Items from an interface collection:
+++
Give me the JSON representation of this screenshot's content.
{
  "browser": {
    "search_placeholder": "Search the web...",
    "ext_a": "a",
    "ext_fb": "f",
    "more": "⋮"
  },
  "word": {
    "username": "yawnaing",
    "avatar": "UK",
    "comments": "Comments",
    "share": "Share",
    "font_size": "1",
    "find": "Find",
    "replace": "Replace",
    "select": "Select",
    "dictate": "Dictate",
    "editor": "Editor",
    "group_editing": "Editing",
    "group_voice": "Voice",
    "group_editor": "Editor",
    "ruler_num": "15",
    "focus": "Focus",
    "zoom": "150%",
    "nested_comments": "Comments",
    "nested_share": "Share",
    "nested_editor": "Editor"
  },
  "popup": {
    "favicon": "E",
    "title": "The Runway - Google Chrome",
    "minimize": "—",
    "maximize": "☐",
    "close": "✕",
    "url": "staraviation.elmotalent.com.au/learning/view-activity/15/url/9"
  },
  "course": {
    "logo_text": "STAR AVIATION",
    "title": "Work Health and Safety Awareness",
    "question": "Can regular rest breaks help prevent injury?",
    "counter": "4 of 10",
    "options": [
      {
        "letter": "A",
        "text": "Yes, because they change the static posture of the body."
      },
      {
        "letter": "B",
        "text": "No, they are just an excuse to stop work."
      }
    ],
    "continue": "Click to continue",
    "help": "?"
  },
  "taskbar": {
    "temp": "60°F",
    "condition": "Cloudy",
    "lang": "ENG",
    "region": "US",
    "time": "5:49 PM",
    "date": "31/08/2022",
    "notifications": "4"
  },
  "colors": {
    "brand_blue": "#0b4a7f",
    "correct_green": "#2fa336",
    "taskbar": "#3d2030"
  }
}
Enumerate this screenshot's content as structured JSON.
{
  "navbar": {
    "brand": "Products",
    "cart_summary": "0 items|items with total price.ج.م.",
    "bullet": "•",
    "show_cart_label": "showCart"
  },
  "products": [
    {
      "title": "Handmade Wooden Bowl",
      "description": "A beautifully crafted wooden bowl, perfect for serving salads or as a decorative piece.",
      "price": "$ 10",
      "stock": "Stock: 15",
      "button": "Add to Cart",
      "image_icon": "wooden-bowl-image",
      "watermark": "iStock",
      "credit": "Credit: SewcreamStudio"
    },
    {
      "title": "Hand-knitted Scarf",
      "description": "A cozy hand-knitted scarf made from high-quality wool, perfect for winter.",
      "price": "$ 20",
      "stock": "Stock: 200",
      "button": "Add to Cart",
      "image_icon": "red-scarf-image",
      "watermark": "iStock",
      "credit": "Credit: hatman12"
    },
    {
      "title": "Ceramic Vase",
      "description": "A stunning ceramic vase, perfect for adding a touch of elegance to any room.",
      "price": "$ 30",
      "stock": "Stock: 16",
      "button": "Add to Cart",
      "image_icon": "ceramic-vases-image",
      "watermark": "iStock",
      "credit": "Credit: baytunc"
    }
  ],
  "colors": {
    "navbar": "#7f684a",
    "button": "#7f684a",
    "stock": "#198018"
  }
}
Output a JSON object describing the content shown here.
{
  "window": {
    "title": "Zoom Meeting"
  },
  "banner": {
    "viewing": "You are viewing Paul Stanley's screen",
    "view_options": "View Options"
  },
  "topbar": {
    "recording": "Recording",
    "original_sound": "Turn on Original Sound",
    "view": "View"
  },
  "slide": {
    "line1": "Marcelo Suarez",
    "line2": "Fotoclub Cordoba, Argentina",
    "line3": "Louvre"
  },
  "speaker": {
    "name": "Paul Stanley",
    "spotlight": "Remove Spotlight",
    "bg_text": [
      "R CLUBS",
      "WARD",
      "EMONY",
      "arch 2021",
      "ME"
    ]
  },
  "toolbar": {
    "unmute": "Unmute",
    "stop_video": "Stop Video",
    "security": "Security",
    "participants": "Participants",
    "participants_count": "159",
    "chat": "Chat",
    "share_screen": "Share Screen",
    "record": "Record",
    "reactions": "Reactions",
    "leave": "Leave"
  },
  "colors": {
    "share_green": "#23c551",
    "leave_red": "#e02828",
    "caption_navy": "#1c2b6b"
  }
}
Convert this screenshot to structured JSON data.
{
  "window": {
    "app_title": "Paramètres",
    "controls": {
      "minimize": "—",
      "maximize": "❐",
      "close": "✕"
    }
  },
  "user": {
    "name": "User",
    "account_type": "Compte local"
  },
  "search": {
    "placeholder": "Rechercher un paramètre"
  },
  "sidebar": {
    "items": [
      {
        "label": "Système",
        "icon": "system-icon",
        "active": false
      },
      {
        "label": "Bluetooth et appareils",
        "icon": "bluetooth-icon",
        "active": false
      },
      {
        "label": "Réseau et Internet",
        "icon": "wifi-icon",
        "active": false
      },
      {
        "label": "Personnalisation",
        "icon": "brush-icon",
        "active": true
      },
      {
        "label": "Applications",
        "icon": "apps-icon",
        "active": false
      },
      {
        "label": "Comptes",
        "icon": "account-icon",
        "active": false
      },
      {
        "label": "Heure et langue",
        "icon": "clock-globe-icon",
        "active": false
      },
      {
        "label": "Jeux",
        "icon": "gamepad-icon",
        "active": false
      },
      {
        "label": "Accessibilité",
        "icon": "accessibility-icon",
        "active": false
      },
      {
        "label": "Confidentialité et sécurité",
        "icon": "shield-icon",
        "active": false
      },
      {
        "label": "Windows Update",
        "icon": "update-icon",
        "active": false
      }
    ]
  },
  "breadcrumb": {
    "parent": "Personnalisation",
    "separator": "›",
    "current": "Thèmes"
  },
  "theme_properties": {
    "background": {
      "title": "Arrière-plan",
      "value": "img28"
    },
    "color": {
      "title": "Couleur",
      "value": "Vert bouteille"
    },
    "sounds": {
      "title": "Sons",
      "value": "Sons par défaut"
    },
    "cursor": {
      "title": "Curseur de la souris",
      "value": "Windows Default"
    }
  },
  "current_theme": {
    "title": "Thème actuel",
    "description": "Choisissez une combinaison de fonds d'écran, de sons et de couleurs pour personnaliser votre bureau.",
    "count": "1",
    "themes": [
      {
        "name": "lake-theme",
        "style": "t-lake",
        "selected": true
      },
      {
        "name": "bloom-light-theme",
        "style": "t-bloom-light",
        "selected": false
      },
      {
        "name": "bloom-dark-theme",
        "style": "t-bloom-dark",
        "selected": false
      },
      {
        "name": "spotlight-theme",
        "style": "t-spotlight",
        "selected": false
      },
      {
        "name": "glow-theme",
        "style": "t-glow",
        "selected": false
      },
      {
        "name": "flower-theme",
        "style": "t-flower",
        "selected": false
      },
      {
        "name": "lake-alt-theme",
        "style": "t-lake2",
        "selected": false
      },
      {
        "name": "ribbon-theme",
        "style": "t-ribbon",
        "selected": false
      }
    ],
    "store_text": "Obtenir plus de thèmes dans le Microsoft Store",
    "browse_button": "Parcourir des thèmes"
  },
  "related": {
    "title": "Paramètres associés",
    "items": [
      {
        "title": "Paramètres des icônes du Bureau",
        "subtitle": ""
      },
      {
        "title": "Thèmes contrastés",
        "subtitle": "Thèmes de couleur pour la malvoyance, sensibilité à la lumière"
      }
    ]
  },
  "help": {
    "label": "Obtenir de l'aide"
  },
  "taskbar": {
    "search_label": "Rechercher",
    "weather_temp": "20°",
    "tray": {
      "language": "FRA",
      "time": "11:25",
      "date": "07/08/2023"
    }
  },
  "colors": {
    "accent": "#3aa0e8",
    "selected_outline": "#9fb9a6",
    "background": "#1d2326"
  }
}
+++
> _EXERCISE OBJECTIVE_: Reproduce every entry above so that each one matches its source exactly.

> _FINISHED EXERCISE_:
Give me the JSON representation of this screenshot's content.
{
  "browser": {
    "search_placeholder": "Search the web...",
    "ext_a": "a",
    "ext_fb": "f",
    "more": "⋮"
  },
  "word": {
    "username": "yawnaing",
    "avatar": "UK",
    "comments": "Comments",
    "share": "Share",
    "font_size": "1",
    "find": "Find",
    "replace": "Replace",
    "select": "Select",
    "dictate": "Dictate",
    "editor": "Editor",
    "group_editing": "Editing",
    "group_voice": "Voice",
    "group_editor": "Editor",
    "ruler_num": "15",
    "focus": "Focus",
    "zoom": "150%",
    "nested_comments": "Comments",
    "nested_share": "Share",
    "nested_editor": "Editor"
  },
  "popup": {
    "favicon": "E",
    "title": "The Runway - Google Chrome",
    "minimize": "—",
    "maximize": "☐",
    "close": "✕",
    "url": "staraviation.elmotalent.com.au/learning/view-activity/15/url/9"
  },
  "course": {
    "logo_text": "STAR AVIATION",
    "title": "Work Health and Safety Awareness",
    "question": "Can regular rest breaks help prevent injury?",
    "counter": "4 of 10",
    "options": [
      {
        "letter": "A",
        "text": "Yes, because they change the static posture of the body."
      },
      {
        "letter": "B",
        "text": "No, they are just an excuse to stop work."
      }
    ],
    "continue": "Click to continue",
    "help": "?"
  },
  "taskbar": {
    "temp": "60°F",
    "condition": "Cloudy",
    "lang": "ENG",
    "region": "US",
    "time": "5:49 PM",
    "date": "31/08/2022",
    "notifications": "4"
  },
  "colors": {
    "brand_blue": "#0b4a7f",
    "correct_green": "#2fa336",
    "taskbar": "#3d2030"
  }
}
Enumerate this screenshot's content as structured JSON.
{
  "navbar": {
    "brand": "Products",
    "cart_summary": "0 items|items with total price.ج.م.",
    "bullet": "•",
    "show_cart_label": "showCart"
  },
  "products": [
    {
      "title": "Handmade Wooden Bowl",
      "description": "A beautifully crafted wooden bowl, perfect for serving salads or as a decorative piece.",
      "price": "$ 10",
      "stock": "Stock: 15",
      "button": "Add to Cart",
      "image_icon": "wooden-bowl-image",
      "watermark": "iStock",
      "credit": "Credit: SewcreamStudio"
    },
    {
      "title": "Hand-knitted Scarf",
      "description": "A cozy hand-knitted scarf made from high-quality wool, perfect for winter.",
      "price": "$ 20",
      "stock": "Stock: 200",
      "button": "Add to Cart",
      "image_icon": "red-scarf-image",
      "watermark": "iStock",
      "credit": "Credit: hatman12"
    },
    {
      "title": "Ceramic Vase",
      "description": "A stunning ceramic vase, perfect for adding a touch of elegance to any room.",
      "price": "$ 30",
      "stock": "Stock: 16",
      "button": "Add to Cart",
      "image_icon": "ceramic-vases-image",
      "watermark": "iStock",
      "credit": "Credit: baytunc"
    }
  ],
  "colors": {
    "navbar": "#7f684a",
    "button": "#7f684a",
    "stock": "#198018"
  }
}
Output a JSON object describing the content shown here.
{
  "window": {
    "title": "Zoom Meeting"
  },
  "banner": {
    "viewing": "You are viewing Paul Stanley's screen",
    "view_options": "View Options"
  },
  "topbar": {
    "recording": "Recording",
    "original_sound": "Turn on Original Sound",
    "view": "View"
  },
  "slide": {
    "line1": "Marcelo Suarez",
    "line2": "Fotoclub Cordoba, Argentina",
    "line3": "Louvre"
  },
  "speaker": {
    "name": "Paul Stanley",
    "spotlight": "Remove Spotlight",
    "bg_text": [
      "R CLUBS",
      "WARD",
      "EMONY",
      "arch 2021",
      "ME"
    ]
  },
  "toolbar": {
    "unmute": "Unmute",
    "stop_video": "Stop Video",
    "security": "Security",
    "participants": "Participants",
    "participants_count": "159",
    "chat": "Chat",
    "share_screen": "Share Screen",
    "record": "Record",
    "reactions": "Reactions",
    "leave": "Leave"
  },
  "colors": {
    "share_green": "#23c551",
    "leave_red": "#e02828",
    "caption_navy": "#1c2b6b"
  }
}
Convert this screenshot to structured JSON data.
{
  "window": {
    "app_title": "Paramètres",
    "controls": {
      "minimize": "—",
      "maximize": "❐",
      "close": "✕"
    }
  },
  "user": {
    "name": "User",
    "account_type": "Compte local"
  },
  "search": {
    "placeholder": "Rechercher un paramètre"
  },
  "sidebar": {
    "items": [
      {
        "label": "Système",
        "icon": "system-icon",
        "active": false
      },
      {
        "label": "Bluetooth et appareils",
        "icon": "bluetooth-icon",
        "active": false
      },
      {
        "label": "Réseau et Internet",
        "icon": "wifi-icon",
        "active": false
      },
      {
        "label": "Personnalisation",
        "icon": "brush-icon",
        "active": true
      },
      {
        "label": "Applications",
        "icon": "apps-icon",
        "active": false
      },
      {
        "label": "Comptes",
        "icon": "account-icon",
        "active": false
      },
      {
        "label": "Heure et langue",
        "icon": "clock-globe-icon",
        "active": false
      },
      {
        "label": "Jeux",
        "icon": "gamepad-icon",
        "active": false
      },
      {
        "label": "Accessibilité",
        "icon": "accessibility-icon",
        "active": false
      },
      {
        "label": "Confidentialité et sécurité",
        "icon": "shield-icon",
        "active": false
      },
      {
        "label": "Windows Update",
        "icon": "update-icon",
        "active": false
      }
    ]
  },
  "breadcrumb": {
    "parent": "Personnalisation",
    "separator": "›",
    "current": "Thèmes"
  },
  "theme_properties": {
    "background": {
      "title": "Arrière-plan",
      "value": "img28"
    },
    "color": {
      "title": "Couleur",
      "value": "Vert bouteille"
    },
    "sounds": {
      "title": "Sons",
      "value": "Sons par défaut"
    },
    "cursor": {
      "title": "Curseur de la souris",
      "value": "Windows Default"
    }
  },
  "current_theme": {
    "title": "Thème actuel",
    "description": "Choisissez une combinaison de fonds d'écran, de sons et de couleurs pour personnaliser votre bureau.",
    "count": "1",
    "themes": [
      {
        "name": "lake-theme",
        "style": "t-lake",
        "selected": true
      },
      {
        "name": "bloom-light-theme",
        "style": "t-bloom-light",
        "selected": false
      },
      {
        "name": "bloom-dark-theme",
        "style": "t-bloom-dark",
        "selected": false
      },
      {
        "name": "spotlight-theme",
        "style": "t-spotlight",
        "selected": false
      },
      {
        "name": "glow-theme",
        "style": "t-glow",
        "selected": false
      },
      {
        "name": "flower-theme",
        "style": "t-flower",
        "selected": false
      },
      {
        "name": "lake-alt-theme",
        "style": "t-lake2",
        "selected": false
      },
      {
        "name": "ribbon-theme",
        "style": "t-ribbon",
        "selected": false
      }
    ],
    "store_text": "Obtenir plus de thèmes dans le Microsoft Store",
    "browse_button": "Parcourir des thèmes"
  },
  "related": {
    "title": "Paramètres associés",
    "items": [
      {
        "title": "Paramètres des icônes du Bureau",
        "subtitle": ""
      },
      {
        "title": "Thèmes contrastés",
        "subtitle": "Thèmes de couleur pour la malvoyance, sensibilité à la lumière"
      }
    ]
  },
  "help": {
    "label": "Obtenir de l'aide"
  },
  "taskbar": {
    "search_label": "Rechercher",
    "weather_temp": "20°",
    "tray": {
      "language": "FRA",
      "time": "11:25",
      "date": "07/08/2023"
    }
  },
  "colors": {
    "accent": "#3aa0e8",
    "selected_outline": "#9fb9a6",
    "background": "#1d2326"
  }
}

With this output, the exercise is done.